Arnon Dror | Lyft’s IPO Beats Uber to the Punch
Arnon Dror is in awe of companies dubbed as “unicorns” – that is, privately-held startups worth $1 billion or more. Most unicorns have been in the tech industry, with two ride-sharing platforms, Lyft and Uber, trying to out-do each other in terms of valuation, revenue, and market share. Arnon Dror has taken both Lyft and Uber rides, and while he likes Uber’s no-nonsense business model, he appreciates how Lyft has taken ride-sharing and turned it into an experience in itself, with the company giving away pink mustache grill ornaments for drivers to attach to their cars. Image Source: The Business Journals
For Arnon Dror, Lyft’s recent IPO announcement couldn’t have come at a better time – although to other market observers, announcing an IPO so soon after reporting record losses is poor timing. The company is aggressively courting both drivers and passengers by giving discounts on fares, The Information said in a report in late February. These discounts covered up to 33% of Lyft trips and have succeeded in raising the company’s market share from 30% to 34% in terms of revenue. Lyft itself estimates that it now has 39% of the market as of December. The rest of the market, though, remains solidly committed to Uber.
What does the Lyft IPO mean for drivers, commuters, and the investing public? Arnon Dror has heard that the company is planning to give cash bonuses to some of its drivers, who are then expected to purchase Lyft stock ahead of the IPO. It’s a pretty tricky – and simple – workaround to SEC rules that keep Lyft from giving shares in the company to its drivers, who are considered freelancers. While Uber has been busy fighting off corporate troubles since 2017, including the loss of the Southeast Asian market to homegrown platform Grab, Lyft has been recruiting drivers and riders who are disillusioned with Uber’s services.

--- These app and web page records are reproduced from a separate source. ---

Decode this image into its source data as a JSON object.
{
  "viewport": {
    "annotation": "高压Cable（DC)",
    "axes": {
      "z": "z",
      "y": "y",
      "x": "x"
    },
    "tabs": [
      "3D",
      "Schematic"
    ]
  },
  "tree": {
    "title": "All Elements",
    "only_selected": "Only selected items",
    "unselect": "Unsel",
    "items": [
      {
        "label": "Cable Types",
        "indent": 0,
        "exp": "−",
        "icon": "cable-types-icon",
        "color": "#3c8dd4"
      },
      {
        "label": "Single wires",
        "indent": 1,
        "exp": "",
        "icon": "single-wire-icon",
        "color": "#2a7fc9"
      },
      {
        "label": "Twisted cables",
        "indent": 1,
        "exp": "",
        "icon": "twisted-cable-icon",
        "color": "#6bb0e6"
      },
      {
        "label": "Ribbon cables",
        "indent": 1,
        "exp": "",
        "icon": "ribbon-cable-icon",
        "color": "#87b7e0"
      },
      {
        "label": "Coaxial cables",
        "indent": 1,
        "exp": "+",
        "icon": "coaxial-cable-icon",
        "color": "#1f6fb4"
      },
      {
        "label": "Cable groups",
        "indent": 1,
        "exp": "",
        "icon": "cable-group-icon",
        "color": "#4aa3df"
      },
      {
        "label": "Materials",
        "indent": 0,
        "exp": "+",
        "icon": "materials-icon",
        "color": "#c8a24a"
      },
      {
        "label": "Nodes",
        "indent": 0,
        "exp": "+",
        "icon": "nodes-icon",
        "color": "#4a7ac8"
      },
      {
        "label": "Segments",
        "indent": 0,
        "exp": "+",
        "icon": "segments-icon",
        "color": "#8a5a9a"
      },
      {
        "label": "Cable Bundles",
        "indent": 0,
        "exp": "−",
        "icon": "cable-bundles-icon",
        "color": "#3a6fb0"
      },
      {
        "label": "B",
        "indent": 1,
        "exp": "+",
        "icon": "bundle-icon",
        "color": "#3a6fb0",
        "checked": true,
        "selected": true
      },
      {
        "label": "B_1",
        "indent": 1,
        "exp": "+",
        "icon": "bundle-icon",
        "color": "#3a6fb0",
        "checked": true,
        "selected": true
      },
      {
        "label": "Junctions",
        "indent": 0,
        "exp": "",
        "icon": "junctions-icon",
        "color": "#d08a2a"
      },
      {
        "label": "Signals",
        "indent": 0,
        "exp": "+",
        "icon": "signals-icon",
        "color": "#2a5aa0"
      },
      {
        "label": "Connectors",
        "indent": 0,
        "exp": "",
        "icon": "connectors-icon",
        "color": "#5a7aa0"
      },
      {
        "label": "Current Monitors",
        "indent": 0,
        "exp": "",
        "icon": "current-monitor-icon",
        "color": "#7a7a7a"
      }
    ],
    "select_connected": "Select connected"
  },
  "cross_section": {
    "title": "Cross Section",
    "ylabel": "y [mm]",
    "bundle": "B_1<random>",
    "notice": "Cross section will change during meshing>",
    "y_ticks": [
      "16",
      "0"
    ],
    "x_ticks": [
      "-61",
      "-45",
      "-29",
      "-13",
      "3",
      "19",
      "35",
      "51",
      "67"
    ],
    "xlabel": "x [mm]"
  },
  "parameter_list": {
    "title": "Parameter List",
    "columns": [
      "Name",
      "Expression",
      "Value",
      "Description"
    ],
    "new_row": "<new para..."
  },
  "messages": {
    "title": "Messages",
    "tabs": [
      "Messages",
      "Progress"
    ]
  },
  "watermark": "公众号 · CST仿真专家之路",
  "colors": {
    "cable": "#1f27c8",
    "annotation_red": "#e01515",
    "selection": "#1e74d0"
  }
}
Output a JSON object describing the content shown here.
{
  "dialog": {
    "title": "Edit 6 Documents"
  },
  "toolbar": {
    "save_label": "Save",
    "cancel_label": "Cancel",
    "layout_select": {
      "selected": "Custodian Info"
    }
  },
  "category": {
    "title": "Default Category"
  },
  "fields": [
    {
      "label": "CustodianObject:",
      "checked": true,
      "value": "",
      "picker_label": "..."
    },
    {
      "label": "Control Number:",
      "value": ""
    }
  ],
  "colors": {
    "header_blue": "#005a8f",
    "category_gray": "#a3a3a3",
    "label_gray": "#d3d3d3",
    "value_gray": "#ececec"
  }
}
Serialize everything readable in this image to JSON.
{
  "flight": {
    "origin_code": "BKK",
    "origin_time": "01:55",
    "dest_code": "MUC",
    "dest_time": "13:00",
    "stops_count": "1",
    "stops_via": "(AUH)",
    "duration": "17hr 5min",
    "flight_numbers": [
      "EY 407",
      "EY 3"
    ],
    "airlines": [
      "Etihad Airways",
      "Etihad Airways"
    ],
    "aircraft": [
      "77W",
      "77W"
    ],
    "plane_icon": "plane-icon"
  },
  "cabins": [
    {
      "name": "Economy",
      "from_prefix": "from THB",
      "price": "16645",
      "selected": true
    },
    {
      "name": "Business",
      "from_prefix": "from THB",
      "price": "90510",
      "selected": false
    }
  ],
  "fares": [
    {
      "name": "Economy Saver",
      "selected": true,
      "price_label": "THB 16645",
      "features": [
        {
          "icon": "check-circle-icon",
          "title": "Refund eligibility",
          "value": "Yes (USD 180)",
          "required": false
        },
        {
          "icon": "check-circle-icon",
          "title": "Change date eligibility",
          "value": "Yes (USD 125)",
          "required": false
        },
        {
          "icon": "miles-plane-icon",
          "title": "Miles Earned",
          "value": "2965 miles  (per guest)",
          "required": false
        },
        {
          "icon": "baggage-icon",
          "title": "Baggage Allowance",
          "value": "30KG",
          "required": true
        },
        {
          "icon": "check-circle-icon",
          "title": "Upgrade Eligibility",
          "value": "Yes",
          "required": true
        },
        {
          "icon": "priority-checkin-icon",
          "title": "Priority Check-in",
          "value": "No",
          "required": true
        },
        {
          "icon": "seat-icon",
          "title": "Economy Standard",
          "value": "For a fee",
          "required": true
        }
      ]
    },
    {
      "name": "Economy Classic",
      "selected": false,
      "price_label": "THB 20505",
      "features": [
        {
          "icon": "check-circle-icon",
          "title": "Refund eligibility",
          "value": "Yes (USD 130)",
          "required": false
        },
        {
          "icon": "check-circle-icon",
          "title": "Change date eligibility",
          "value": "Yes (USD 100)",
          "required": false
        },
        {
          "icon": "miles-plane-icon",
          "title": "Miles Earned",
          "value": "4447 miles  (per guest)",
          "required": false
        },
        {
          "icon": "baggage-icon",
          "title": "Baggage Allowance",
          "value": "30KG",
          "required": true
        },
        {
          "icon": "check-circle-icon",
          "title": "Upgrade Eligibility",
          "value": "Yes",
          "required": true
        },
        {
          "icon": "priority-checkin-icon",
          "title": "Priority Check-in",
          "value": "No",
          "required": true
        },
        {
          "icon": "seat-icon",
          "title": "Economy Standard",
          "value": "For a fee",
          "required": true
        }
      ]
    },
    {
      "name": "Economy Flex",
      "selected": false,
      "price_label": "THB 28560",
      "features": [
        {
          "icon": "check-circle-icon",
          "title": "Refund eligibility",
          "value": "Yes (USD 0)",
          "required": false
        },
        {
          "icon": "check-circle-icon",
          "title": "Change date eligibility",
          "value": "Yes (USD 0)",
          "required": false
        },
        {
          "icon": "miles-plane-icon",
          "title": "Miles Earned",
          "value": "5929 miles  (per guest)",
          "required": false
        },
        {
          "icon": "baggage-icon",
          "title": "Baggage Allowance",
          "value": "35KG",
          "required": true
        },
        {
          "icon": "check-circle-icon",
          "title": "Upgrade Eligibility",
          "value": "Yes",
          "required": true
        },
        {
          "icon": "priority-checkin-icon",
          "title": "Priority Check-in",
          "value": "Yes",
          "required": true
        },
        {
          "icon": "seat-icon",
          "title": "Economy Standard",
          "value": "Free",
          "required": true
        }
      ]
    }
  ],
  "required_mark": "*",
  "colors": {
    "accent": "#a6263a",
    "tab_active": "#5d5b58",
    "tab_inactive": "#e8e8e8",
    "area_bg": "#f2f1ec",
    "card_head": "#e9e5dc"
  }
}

In addition, Lyft has been silently expanding its portfolio, completing the purchase of Motivate in December. Motivate, which operates Citi Bike in New York, has been in the sights of Arnon Dror for the longest time due to its focus on alternative modes of transportation. Lyft is now operating under the assumption that personal car ownership will cease existing in major cities in less than a decade, and its recent purchase of Motivate and its own electric scooter division only bolster that bold claim.
Despite these wins, Lyft is still not done expanding. Arnon Dror believes that Lyft needs to expand both its coverage to outside the US and Canada if it’s going to overtake Uber in market share. In addition, Lyft does not have a thriving food delivery business like that of Uber. Going public might help Lyft raise enough of a war chest to take on Uber in that front and to expand to other geographies, including India, Europe, and Latin America.
One unlikely winner of the Lyft IPO? Japanese tech conglomerate Rakuten, which holds a 13% stake in Lyft. Arnon Dror believes that any sort of good news for Lyft will also raise Rakuten’s stock, which rose almost 6% at the start of trading on March 4.